The website lifecycle is a crucial process that ensures the optimal performance and longevity of a website, from its inception to its eventual decommissioning. Its main goal is to maximize the website’s impact and value to its stakeholders by following a structured approach that includes planning and strategy, design, development, launch, maintenance and updates, monitoring, and retirement.
A well-planned and well-designed website that is regularly maintained and updated can help businesses achieve their objectives and stay competitive in today’s digital landscape. As such, managing the website lifecycle is a critical task that requires a comprehensive understanding of the website’s purpose, target audience, and goals.
In this guide, we’ll take a look at the key steps involved in managing the website lifecycle, from planning and design to launch, maintenance, and retirement.
1. Planning and Design
The website lifecycle begins with planning and designing your website, which is a critical step in ensuring that your website meets your business objectives and user needs. Determining the purpose and goals of your website, identifying your target audience, and creating a content strategy are essential components of the planning phase. It’s also crucial to decide on the functionality and features that your website will need to ensure that it aligns with your business goals, such as e-commerce capabilities or a blog. Once you’ve established the website’s purpose and goals, you can begin the design process, which involves creating wireframes, mockups, and a visual design that aligns with your brand identity. The design phase is a critical component of the website lifecycle, as it sets the tone for the rest of the development process. It’s essential to ensure that the design is user-friendly, accessible, and aesthetically pleasing, as this can have a significant impact on the user experience. By following a systematic approach to planning and designing your website, you can ensure that it meets your business objectives and user needs, and provides an engaging user experience that helps your website stand out in today’s digital landscape.

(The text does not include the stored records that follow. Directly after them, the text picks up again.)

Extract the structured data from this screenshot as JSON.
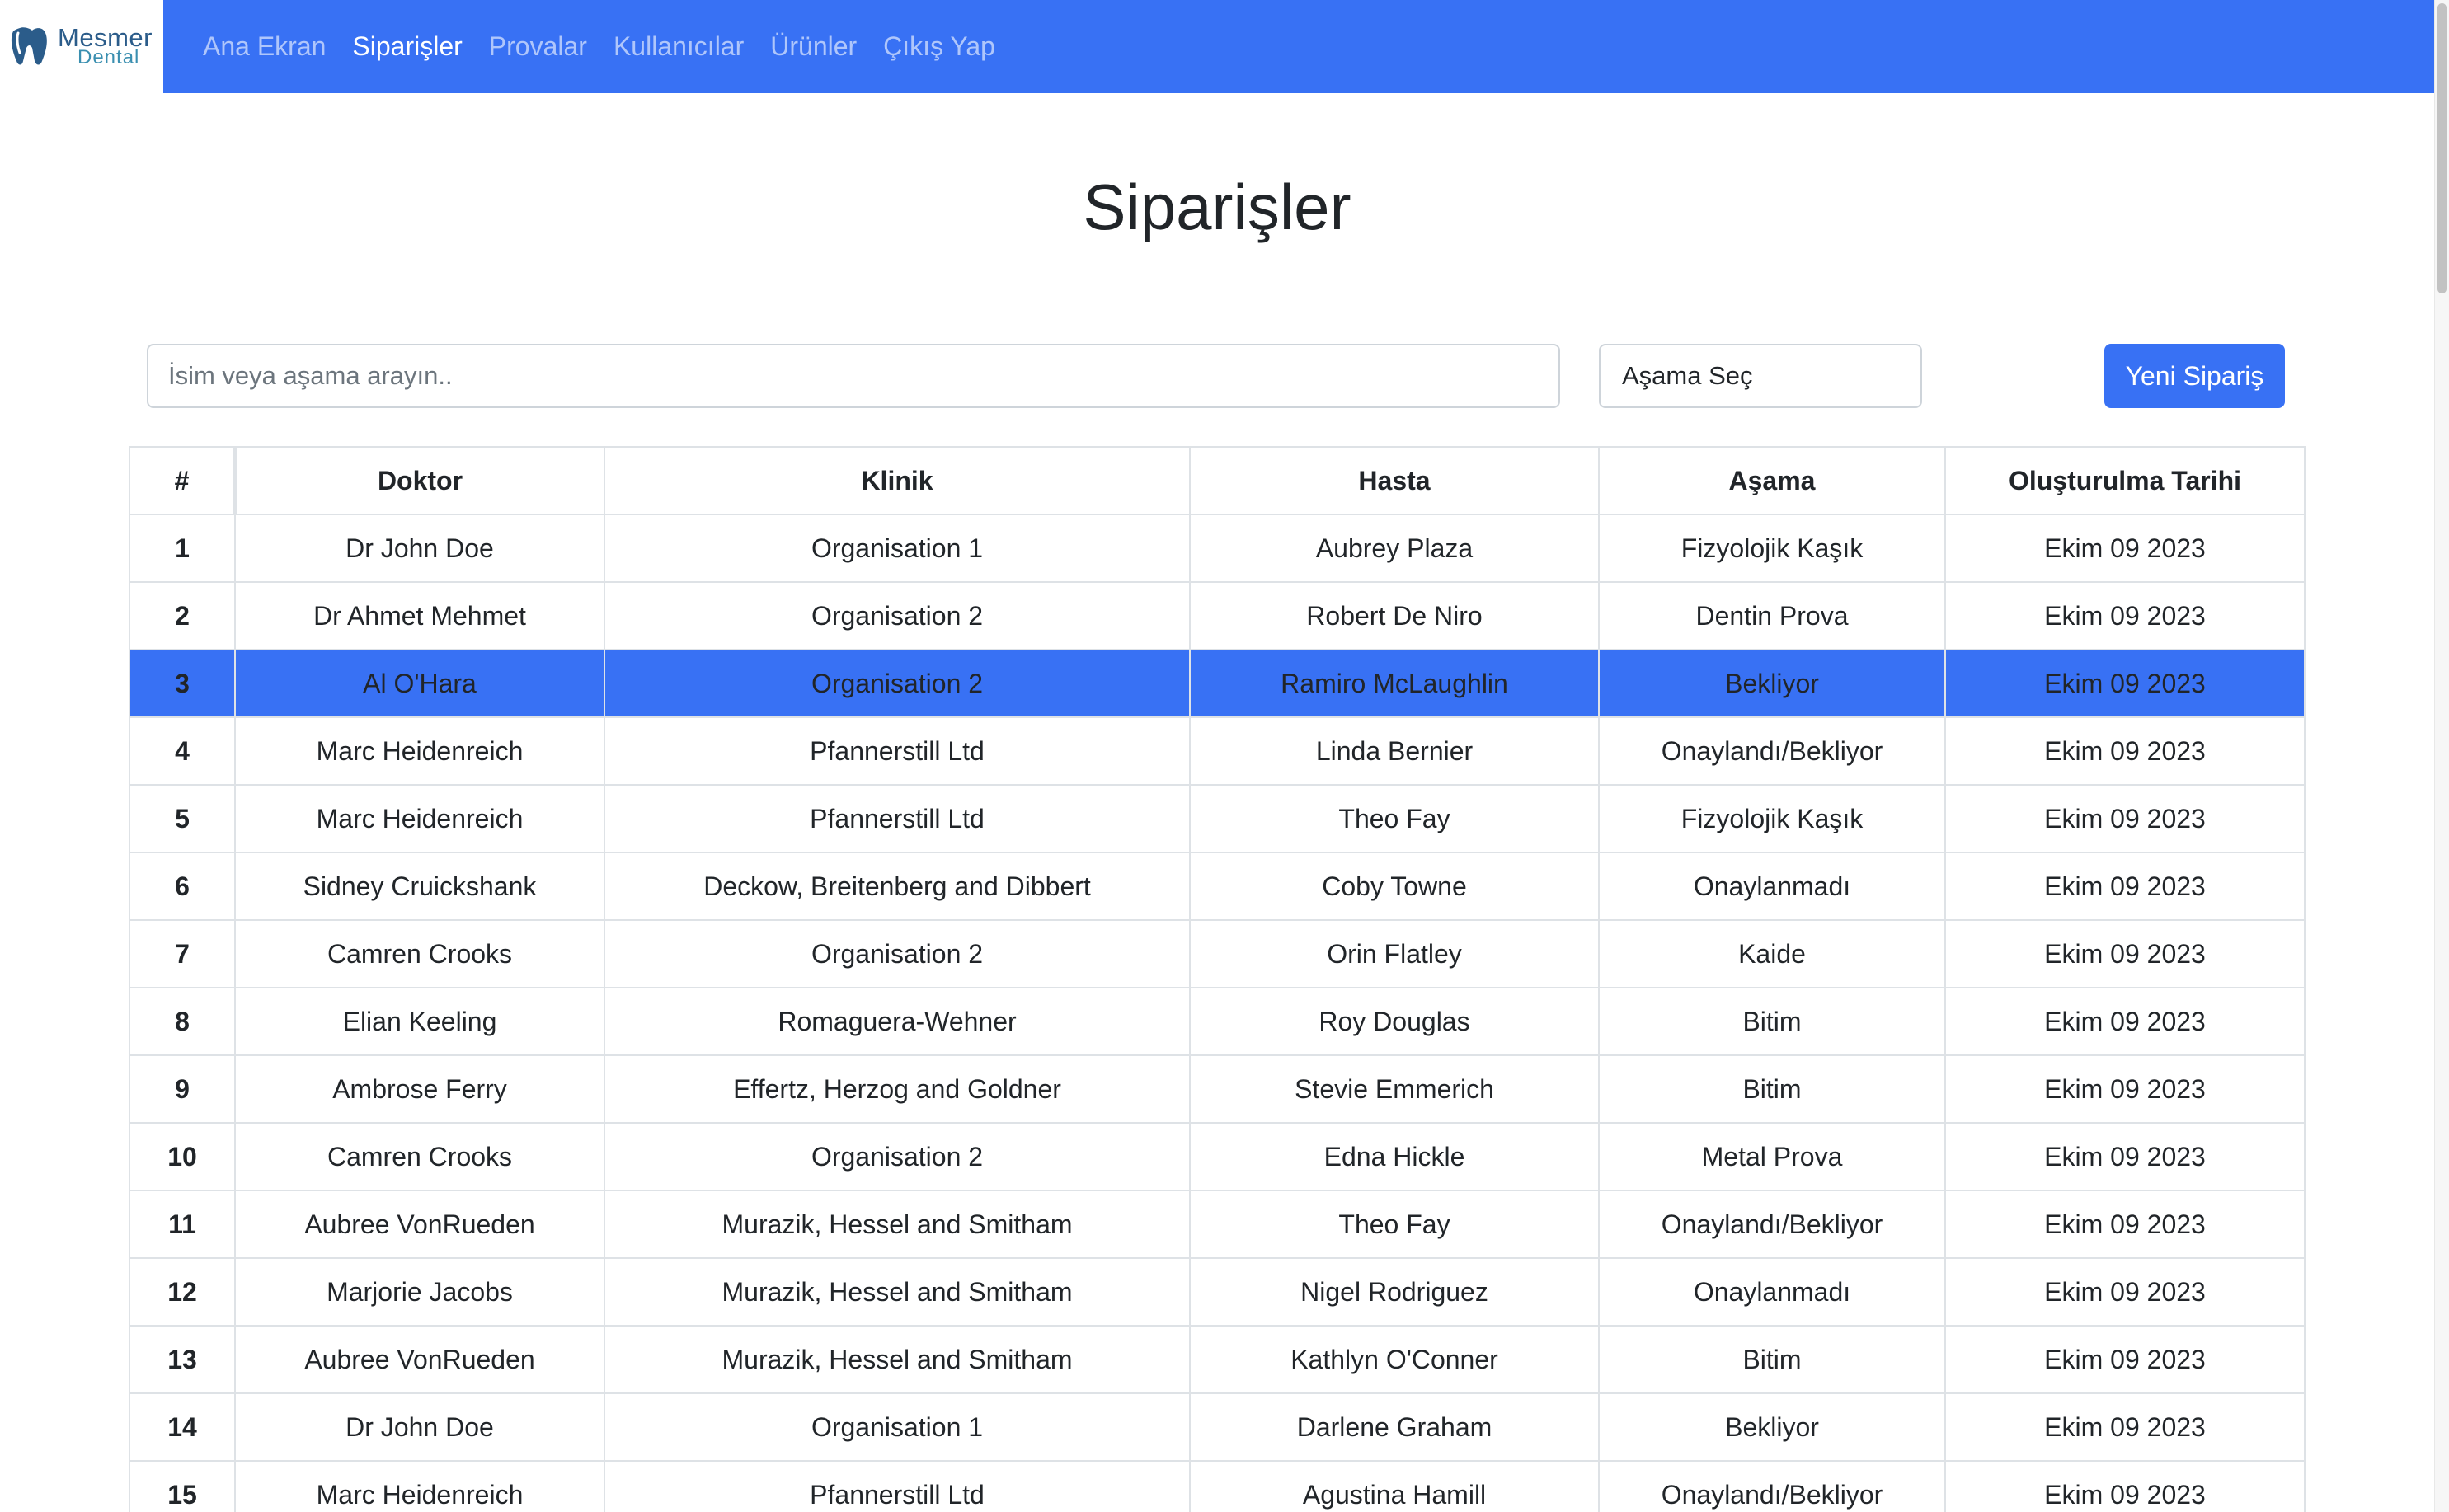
{
  "brand": {
    "name_top": "Mesmer",
    "name_bottom": "Dental",
    "primary_color": "#3871f4"
  },
  "nav": {
    "items": [
      {
        "label": "Ana Ekran",
        "active": false
      },
      {
        "label": "Siparişler",
        "active": true
      },
      {
        "label": "Provalar",
        "active": false
      },
      {
        "label": "Kullanıcılar",
        "active": false
      },
      {
        "label": "Ürünler",
        "active": false
      },
      {
        "label": "Çıkış Yap",
        "active": false
      }
    ]
  },
  "page": {
    "title": "Siparişler"
  },
  "controls": {
    "search_placeholder": "İsim veya aşama arayın..",
    "search_value": "",
    "stage_select_value": "Aşama Seç",
    "new_order_label": "Yeni Sipariş"
  },
  "table": {
    "headers": [
      "#",
      "Doktor",
      "Klinik",
      "Hasta",
      "Aşama",
      "Oluşturulma Tarihi"
    ],
    "selected_row": 3,
    "rows": [
      [
        "1",
        "Dr John Doe",
        "Organisation 1",
        "Aubrey Plaza",
        "Fizyolojik Kaşık",
        "Ekim 09 2023"
      ],
      [
        "2",
        "Dr Ahmet Mehmet",
        "Organisation 2",
        "Robert De Niro",
        "Dentin Prova",
        "Ekim 09 2023"
      ],
      [
        "3",
        "Al O'Hara",
        "Organisation 2",
        "Ramiro McLaughlin",
        "Bekliyor",
        "Ekim 09 2023"
      ],
      [
        "4",
        "Marc Heidenreich",
        "Pfannerstill Ltd",
        "Linda Bernier",
        "Onaylandı/Bekliyor",
        "Ekim 09 2023"
      ],
      [
        "5",
        "Marc Heidenreich",
        "Pfannerstill Ltd",
        "Theo Fay",
        "Fizyolojik Kaşık",
        "Ekim 09 2023"
      ],
      [
        "6",
        "Sidney Cruickshank",
        "Deckow, Breitenberg and Dibbert",
        "Coby Towne",
        "Onaylanmadı",
        "Ekim 09 2023"
      ],
      [
        "7",
        "Camren Crooks",
        "Organisation 2",
        "Orin Flatley",
        "Kaide",
        "Ekim 09 2023"
      ],
      [
        "8",
        "Elian Keeling",
        "Romaguera-Wehner",
        "Roy Douglas",
        "Bitim",
        "Ekim 09 2023"
      ],
      [
        "9",
        "Ambrose Ferry",
        "Effertz, Herzog and Goldner",
        "Stevie Emmerich",
        "Bitim",
        "Ekim 09 2023"
      ],
      [
        "10",
        "Camren Crooks",
        "Organisation 2",
        "Edna Hickle",
        "Metal Prova",
        "Ekim 09 2023"
      ],
      [
        "11",
        "Aubree VonRueden",
        "Murazik, Hessel and Smitham",
        "Theo Fay",
        "Onaylandı/Bekliyor",
        "Ekim 09 2023"
      ],
      [
        "12",
        "Marjorie Jacobs",
        "Murazik, Hessel and Smitham",
        "Nigel Rodriguez",
        "Onaylanmadı",
        "Ekim 09 2023"
      ],
      [
        "13",
        "Aubree VonRueden",
        "Murazik, Hessel and Smitham",
        "Kathlyn O'Conner",
        "Bitim",
        "Ekim 09 2023"
      ],
      [
        "14",
        "Dr John Doe",
        "Organisation 1",
        "Darlene Graham",
        "Bekliyor",
        "Ekim 09 2023"
      ],
      [
        "15",
        "Marc Heidenreich",
        "Pfannerstill Ltd",
        "Agustina Hamill",
        "Onaylandı/Bekliyor",
        "Ekim 09 2023"
      ]
    ]
  },
  "icons": {
    "logo": "tooth-logo-icon"
  }
}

2. Development and Testing
3. Launch and Deployment
Once the website is built and tested, it’s time to launch it. This is a critical stage where the website is deployed to a live server, and it becomes accessible to the public. However, launching a website is just one part of the process. It’s equally important to ensure that the website is properly configured, such as setting up redirects and ensuring that the website is properly indexed by search engines. After the website is launched, it’s essential to monitor its performance continually and address any issues that arise promptly. This involves regularly updating the website’s content, security patches, and other software updates. The website lifecycle is an ongoing process, and it’s essential to stay on top of it to ensure that the website remains accessible, relevant, and secure.

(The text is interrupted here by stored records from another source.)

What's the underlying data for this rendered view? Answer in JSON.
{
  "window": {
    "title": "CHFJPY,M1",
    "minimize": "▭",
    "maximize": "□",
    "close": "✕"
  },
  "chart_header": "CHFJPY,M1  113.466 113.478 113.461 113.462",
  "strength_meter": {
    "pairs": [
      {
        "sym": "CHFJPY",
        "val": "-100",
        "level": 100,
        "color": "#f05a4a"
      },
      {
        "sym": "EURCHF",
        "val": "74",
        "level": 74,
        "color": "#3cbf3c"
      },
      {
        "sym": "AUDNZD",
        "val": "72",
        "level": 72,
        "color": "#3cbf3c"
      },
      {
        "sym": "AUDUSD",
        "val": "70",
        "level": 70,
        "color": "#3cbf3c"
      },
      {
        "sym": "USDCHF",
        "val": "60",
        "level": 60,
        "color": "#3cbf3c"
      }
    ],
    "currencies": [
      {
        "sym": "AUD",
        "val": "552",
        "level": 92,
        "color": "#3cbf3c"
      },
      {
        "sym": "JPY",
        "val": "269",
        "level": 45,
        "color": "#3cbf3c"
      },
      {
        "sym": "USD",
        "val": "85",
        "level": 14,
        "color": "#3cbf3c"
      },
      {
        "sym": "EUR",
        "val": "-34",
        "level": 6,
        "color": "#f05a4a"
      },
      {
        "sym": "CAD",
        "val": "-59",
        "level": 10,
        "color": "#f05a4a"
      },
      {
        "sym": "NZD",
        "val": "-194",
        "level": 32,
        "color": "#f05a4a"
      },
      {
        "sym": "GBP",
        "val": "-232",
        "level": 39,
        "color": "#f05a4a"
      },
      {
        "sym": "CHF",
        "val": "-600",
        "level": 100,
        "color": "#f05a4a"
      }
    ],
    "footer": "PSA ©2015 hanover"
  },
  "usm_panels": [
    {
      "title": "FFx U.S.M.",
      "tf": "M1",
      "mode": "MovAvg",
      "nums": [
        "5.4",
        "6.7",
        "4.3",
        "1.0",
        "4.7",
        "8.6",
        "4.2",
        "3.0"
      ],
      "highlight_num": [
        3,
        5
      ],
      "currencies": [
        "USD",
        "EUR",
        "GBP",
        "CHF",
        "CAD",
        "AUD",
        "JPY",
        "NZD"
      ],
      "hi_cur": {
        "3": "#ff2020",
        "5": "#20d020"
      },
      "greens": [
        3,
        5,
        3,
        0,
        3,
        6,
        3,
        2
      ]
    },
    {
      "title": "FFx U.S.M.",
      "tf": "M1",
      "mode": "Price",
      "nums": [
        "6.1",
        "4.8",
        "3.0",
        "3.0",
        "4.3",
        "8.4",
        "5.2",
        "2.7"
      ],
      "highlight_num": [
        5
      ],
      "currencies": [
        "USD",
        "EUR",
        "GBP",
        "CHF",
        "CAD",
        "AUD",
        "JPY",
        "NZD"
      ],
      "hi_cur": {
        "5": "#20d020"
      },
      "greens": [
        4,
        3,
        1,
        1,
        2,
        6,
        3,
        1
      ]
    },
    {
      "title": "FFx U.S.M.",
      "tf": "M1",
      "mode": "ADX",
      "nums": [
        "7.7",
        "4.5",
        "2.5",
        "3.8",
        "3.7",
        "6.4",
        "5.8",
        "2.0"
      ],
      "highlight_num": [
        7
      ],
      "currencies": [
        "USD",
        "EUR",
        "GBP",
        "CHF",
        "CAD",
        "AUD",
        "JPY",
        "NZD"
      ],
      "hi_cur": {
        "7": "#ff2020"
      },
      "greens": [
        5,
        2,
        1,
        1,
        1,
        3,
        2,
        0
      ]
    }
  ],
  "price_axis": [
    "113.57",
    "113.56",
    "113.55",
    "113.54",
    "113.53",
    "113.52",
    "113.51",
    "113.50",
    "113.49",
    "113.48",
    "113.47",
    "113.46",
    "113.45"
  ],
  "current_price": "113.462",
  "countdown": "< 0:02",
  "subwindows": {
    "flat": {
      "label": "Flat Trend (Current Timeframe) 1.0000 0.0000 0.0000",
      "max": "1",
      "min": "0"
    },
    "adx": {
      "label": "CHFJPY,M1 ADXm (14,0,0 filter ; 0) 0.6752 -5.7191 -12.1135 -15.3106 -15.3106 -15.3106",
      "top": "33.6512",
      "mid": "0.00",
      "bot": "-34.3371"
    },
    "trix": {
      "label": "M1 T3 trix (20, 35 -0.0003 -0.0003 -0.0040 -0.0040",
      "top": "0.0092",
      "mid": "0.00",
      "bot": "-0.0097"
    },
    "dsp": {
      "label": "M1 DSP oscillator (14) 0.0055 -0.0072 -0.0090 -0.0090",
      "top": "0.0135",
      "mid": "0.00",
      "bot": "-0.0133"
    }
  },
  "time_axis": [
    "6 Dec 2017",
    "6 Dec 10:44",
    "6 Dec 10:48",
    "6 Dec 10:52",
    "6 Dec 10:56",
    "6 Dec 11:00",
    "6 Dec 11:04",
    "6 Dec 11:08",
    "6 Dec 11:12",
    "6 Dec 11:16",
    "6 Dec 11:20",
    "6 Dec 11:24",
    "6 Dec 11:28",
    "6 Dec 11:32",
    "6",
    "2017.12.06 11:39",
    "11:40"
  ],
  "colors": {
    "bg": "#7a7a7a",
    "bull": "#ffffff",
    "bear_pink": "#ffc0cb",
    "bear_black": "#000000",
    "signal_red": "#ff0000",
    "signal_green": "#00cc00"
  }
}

4. Maintenance and Updating
Once the website is launched, the website lifecycle enters into the maintenance and updating phase, which is an ongoing process that involves updating the website’s content, fixing any bugs or issues, and ensuring that the website remains secure. This is a critical phase for maintaining the website’s performance and relevance in today’s ever-changing digital landscape. Moreover, keeping the website’s design and functionality up-to-date is equally important, as it ensures that the website remains fresh and engaging for your users. This involves updating the website’s theme or adding new features that align with your business objectives and user needs. Regular maintenance and updating can help prevent potential security vulnerabilities and ensure that the website remains compatible with the latest web technologies and standards. By keeping your website up-to-date and well-maintained, you can ensure that it remains competitive and relevant, providing the best experience for your users throughout its entire lifecycle.
At the end of the website lifecycle, a website may no longer serve its purpose due to several reasons, such as a lack of traffic, outdated technology, or a shift in business strategy. In such cases, it’s crucial to retire the website gracefully to avoid any negative impact on your business reputation. When it’s time to retire a website, it’s essential to properly archive the website’s content and redirect any incoming traffic to a new website or landing page. Proper archiving ensures that the website’s content remains accessible and can be retrieved if needed in the future. It also helps to preserve your business’s brand identity and history. Redirecting incoming traffic to a new website or landing page helps to maintain customer engagement and minimize the impact on your search engine rankings. Additionally, retiring a website provides an opportunity to evaluate its performance and gather insights that can inform future website development strategies. By following a structured approach to retiring a website, you can minimize the impact on your business and prepare for a new website lifecycle.
A website’s journey from conception to retirement is a complex process, but with careful planning and attention to detail, it can become a valuable tool for your business. – Unknown
In conclusion, managing the website lifecycle can be a complex task, but by following these key steps, it can be done with minimal stress. Remember to start by planning and designing the website, then move on to development and testing, launch and deployment, maintenance and updating, and finally, retirement. By following these steps, you can ensure that your website is always up-to-date, functional, and user-friendly, providing the best experience for your users.